Jul. 3—Last week, while standing out on her condo lanai contemplating her familiar view of Diamond Head, Margy Benson received a shock.
There appeared to be graffiti scrawled on the side of the crater.
"I saw some illegal hikers, got out my binoculars to check and see if they were OK, " Benson said, "and I saw this bare patch high up on the slopes that looked like it had lettering, and I'm going, 'Are my eyes seeing that right ?'"
The letters appeared to spell "Trump, " she said.
"It was more just about I was shocked to see it on Diamond Head, the defacing of the mountain, which is a state monument and a national landmark, " said Benson, who lives in the Diamond Head Hillside condominiums at the corner of Campbell and Monsarrat avenues.

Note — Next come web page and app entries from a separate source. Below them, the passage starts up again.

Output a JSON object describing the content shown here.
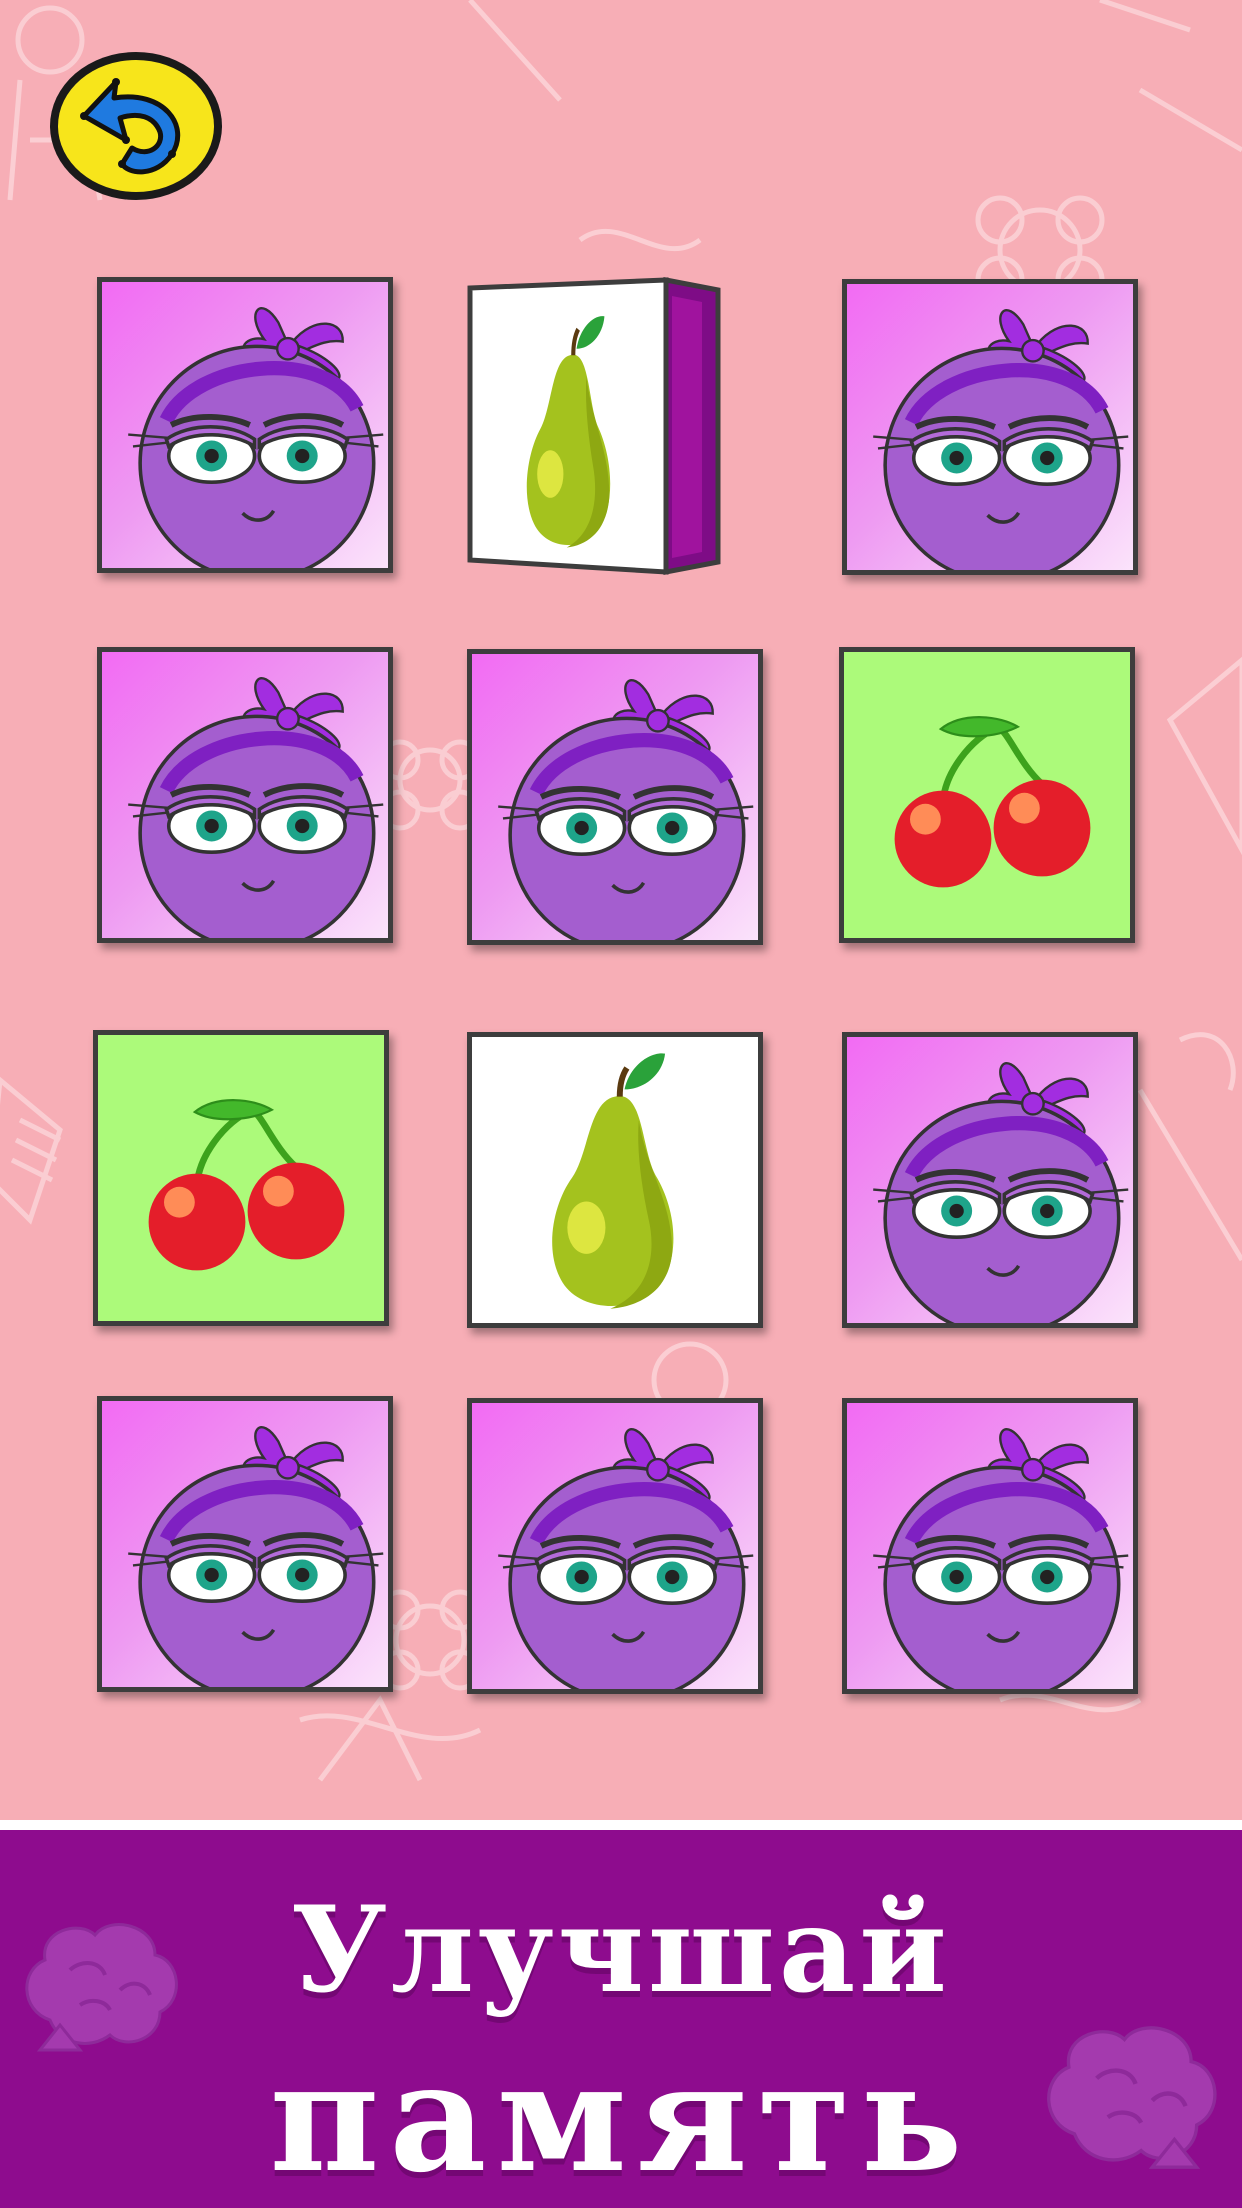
{
  "game": {
    "back_button_icon": "undo-arrow-icon",
    "card_back_icon": "purple-berry-face-icon",
    "card_types": {
      "face_down": "purple-berry-face-icon",
      "cherry": "cherry-icon",
      "pear": "pear-icon"
    },
    "grid": [
      [
        "face_down",
        "pear_flipping",
        "face_down"
      ],
      [
        "face_down",
        "face_down",
        "cherry"
      ],
      [
        "cherry",
        "pear",
        "face_down"
      ],
      [
        "face_down",
        "face_down",
        "face_down"
      ]
    ]
  },
  "banner": {
    "line1": "Улучшай",
    "line2": "память",
    "icon": "brain-icon"
  },
  "colors": {
    "background": "#f7aeb6",
    "banner": "#8e0c8e",
    "card_back": "#f26bf3",
    "cherry_card": "#acfa7a",
    "pear_card": "#ffffff",
    "back_button": "#f7e51b"
  }
}
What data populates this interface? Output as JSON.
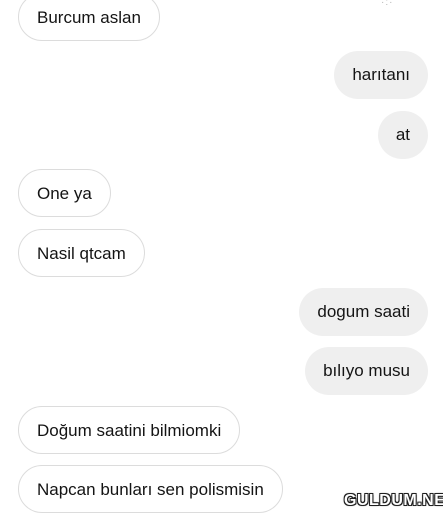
{
  "messages": [
    {
      "side": "incoming",
      "text": "Burcum aslan"
    },
    {
      "side": "outgoing",
      "text": "harıtanı"
    },
    {
      "side": "outgoing",
      "text": "at"
    },
    {
      "side": "incoming",
      "text": "One ya"
    },
    {
      "side": "incoming",
      "text": "Nasil qtcam"
    },
    {
      "side": "outgoing",
      "text": "dogum saati"
    },
    {
      "side": "outgoing",
      "text": "bılıyo musu"
    },
    {
      "side": "incoming",
      "text": "Doğum saatini bilmiomki"
    },
    {
      "side": "incoming",
      "text": "Napcan bunları sen polismisin"
    }
  ],
  "watermark": "GULDUM.NET",
  "colors": {
    "incoming_bg": "#ffffff",
    "incoming_border": "#dcdcdc",
    "outgoing_bg": "#efefef",
    "text": "#141414"
  }
}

After studying the letters for a while, Benson guessed they weren't painted directly on a cleared area of the crater as she originally thought, but on a banner that was somehow attached to the site.
Honolulu native Alison Kwok, a frequent visitor to the area, said the lettering was pointed out to her by a passerby in mid-June.
"A woman walking a dog ran up to me and said, 'I don't care what your politics are, nobody should deface a sacred monument, '" Kwok said. "Vandalism shouldn't be allowed."
Waikiki resident Jan Nilsson, a friend of Benson's, said she could see the shape of the clearing or banner with her naked eye from her apartment building on Kuhio Avenue near Jefferson Elementary School, and could read the letters with binoculars.
Richard Rountree, Benson's neighbor in the penthouse, said he had seen many man-made additions, from roads and fencing to electric poles, on the crater slopes in the nearly 25 years he had lived in the building, but "there shouldn't be anybody's name up there—it's a beautiful volcano and I would prefer it to be virgin of politics."
Queried by the Honolulu Star-Advertiser on Thursday, Dan Dennison, spokesman for the state Department of Land and Natural Resources, replied via email it was the first he'd heard about the Leahi letters.
After viewing a photo provided by a resident, he said the lettering was on Board of Water Supply land "and is an area that is very steep and hard to access."
Nonetheless, on Friday morning, officers from DLNR's Division of Conservation and Resource Enforcement and Division of State Parks went to the crater.
DOCARE Officer Edward Thompson first scoped out the banner from just off Monsarrat Avenue, then hiked along the rim of the crater before dropping over the edge to search for it, according to a press release sent by DLNR Friday, The banner was found about 50-feet below the crater rim, attached to rocks and trees by screws and hooks.
Its message was "Trump 2021."
"Whomever put this 'Trump 2021' banner up went to a lot of trouble and they could have gotten into trouble, " Thompson said in the statement, which also noted that hiking on the rim of Diamond Head State Monument, or anywhere off designated trails, is prohibited.
"Had we caught them they could have been cited for entering a closed area as well as possibly for defacing public property, " Thompson added.
"No matter your political leanings, putting banners and signs up on public property is not acceptable or lawful, " said State Parks Administrator Curt Cottrell in the statement.
In addition, "given the natural and cultural importance of Le 'ahi, it is definitely not the place for making political statements or putting up signs, " Cottrell said.